### What the task requires
Copy every line of the data in which the word "content" occurs.

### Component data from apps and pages
★ ★ ★ ★ ★
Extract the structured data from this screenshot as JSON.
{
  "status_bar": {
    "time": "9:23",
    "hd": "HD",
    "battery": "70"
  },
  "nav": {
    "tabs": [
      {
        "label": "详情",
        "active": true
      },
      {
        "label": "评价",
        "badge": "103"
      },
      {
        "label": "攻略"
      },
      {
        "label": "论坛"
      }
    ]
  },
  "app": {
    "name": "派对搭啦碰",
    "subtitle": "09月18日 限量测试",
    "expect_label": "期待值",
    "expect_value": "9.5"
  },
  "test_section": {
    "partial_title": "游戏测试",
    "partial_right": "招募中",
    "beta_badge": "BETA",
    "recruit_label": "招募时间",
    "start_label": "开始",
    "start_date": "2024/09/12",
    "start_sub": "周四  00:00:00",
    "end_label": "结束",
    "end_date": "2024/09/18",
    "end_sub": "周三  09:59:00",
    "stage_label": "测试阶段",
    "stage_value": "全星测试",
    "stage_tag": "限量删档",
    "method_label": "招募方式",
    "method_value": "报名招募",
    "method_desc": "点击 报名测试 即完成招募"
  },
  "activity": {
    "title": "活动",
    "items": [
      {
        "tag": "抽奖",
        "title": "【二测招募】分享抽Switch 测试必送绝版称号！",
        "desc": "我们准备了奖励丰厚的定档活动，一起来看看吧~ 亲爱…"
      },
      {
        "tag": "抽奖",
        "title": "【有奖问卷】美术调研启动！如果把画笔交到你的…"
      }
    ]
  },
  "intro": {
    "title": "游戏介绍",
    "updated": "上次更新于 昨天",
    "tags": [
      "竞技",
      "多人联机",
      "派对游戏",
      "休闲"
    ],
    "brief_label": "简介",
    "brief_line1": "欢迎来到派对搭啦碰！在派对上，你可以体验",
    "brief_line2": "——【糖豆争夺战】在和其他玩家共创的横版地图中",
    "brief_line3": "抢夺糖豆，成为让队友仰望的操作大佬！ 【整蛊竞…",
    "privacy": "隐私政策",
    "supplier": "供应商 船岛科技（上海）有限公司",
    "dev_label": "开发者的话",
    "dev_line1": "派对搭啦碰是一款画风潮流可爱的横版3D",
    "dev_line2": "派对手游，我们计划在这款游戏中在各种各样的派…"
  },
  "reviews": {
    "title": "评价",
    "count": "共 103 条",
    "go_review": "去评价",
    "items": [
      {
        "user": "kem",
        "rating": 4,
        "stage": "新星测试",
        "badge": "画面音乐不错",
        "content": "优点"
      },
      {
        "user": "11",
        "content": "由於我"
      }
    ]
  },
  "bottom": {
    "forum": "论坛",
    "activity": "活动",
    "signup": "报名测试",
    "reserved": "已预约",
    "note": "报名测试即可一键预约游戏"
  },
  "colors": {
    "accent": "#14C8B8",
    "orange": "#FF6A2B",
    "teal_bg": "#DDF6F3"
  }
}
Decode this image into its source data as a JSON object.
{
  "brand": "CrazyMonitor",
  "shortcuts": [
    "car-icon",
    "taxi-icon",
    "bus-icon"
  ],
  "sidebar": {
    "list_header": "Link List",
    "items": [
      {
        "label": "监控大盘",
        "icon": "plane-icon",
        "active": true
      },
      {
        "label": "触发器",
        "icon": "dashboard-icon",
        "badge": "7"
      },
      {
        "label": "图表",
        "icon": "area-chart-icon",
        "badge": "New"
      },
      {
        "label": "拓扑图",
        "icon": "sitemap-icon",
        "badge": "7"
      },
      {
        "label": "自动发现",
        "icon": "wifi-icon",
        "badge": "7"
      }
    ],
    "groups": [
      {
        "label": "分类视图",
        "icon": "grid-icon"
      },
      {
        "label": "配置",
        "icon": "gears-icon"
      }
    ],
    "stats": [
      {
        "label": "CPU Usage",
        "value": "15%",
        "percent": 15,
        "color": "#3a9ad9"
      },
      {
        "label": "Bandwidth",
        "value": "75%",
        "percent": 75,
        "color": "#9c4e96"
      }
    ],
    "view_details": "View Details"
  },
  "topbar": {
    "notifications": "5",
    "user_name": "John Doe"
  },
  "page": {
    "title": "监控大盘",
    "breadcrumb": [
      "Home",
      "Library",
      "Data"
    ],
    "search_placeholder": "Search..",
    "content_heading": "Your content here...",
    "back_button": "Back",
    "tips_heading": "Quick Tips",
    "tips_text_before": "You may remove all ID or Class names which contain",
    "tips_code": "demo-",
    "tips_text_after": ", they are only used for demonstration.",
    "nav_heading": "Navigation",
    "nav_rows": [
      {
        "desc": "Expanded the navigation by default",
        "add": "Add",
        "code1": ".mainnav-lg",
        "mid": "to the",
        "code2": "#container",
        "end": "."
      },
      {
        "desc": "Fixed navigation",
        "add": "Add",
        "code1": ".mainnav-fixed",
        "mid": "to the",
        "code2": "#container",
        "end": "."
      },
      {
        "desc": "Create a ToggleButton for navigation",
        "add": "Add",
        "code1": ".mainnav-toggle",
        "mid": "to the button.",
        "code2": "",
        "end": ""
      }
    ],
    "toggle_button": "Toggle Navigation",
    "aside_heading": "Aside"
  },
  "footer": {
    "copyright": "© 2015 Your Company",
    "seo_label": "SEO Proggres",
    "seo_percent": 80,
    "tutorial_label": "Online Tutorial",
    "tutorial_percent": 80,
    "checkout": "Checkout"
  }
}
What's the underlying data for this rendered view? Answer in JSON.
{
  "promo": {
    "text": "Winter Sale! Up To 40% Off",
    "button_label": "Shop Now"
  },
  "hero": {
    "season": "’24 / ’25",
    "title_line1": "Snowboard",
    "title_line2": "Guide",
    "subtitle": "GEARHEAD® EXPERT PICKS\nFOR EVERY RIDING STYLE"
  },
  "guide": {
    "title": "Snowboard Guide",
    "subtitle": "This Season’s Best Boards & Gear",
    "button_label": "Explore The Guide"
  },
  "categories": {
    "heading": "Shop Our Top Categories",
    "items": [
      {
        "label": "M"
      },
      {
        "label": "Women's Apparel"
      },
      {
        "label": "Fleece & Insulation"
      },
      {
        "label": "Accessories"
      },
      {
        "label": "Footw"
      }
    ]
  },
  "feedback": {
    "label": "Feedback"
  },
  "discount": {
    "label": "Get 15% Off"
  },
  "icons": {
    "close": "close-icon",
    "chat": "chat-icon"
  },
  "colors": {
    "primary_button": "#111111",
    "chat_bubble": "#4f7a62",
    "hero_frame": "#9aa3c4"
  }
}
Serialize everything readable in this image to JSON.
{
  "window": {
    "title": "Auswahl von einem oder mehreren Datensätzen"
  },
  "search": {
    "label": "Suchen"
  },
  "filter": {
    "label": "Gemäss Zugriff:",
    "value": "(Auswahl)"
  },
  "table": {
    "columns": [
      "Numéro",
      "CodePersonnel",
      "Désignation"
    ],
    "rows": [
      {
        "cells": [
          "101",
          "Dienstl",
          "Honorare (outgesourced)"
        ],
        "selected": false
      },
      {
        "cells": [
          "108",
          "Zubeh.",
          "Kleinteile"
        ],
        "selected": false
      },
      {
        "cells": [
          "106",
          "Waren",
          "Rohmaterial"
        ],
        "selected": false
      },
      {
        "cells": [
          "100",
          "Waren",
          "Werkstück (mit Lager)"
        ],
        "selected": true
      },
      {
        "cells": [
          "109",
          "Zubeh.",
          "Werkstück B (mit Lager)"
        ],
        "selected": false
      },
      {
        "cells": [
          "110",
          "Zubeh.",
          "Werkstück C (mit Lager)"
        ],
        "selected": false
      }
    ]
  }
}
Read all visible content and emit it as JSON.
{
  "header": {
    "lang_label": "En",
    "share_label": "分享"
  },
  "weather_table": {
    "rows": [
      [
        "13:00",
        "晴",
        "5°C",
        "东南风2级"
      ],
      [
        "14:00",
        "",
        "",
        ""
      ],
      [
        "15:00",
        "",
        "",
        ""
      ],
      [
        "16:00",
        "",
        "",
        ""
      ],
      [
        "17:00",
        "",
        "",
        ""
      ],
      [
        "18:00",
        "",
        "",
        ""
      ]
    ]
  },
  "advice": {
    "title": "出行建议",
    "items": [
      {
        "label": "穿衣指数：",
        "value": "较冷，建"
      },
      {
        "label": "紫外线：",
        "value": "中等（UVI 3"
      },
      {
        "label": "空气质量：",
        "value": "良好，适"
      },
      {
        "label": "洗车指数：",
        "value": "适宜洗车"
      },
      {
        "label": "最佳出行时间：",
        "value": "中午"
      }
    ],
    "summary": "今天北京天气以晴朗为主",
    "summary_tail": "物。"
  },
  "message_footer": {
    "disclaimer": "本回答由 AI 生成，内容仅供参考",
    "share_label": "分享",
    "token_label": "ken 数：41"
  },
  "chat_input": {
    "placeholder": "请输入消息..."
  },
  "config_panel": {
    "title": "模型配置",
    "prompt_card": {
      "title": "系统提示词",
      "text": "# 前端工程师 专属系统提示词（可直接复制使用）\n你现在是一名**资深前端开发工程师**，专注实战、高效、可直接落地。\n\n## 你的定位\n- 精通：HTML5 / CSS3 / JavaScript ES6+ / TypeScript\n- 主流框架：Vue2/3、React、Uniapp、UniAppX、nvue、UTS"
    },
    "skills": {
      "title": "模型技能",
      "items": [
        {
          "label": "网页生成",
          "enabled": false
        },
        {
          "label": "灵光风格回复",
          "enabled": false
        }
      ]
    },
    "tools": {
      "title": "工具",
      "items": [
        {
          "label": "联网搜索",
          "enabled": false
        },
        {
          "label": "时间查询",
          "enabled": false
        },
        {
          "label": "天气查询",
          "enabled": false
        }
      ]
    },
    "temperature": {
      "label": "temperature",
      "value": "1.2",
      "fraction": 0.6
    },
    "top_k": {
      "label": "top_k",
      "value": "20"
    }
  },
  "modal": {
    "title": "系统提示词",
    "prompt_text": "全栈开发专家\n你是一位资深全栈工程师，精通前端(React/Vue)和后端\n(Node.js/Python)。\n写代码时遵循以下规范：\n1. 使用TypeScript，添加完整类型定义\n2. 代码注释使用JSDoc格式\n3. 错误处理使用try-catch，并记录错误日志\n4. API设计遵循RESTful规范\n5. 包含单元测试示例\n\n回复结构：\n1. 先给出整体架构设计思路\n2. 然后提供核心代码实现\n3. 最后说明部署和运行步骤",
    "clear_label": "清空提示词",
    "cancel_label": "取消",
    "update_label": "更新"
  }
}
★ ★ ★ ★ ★
### Exercise solution
        "content": "优点"
        "content": "由於我"
    "content_heading": "Your content here...",
Read all visible content and emit it as JSON.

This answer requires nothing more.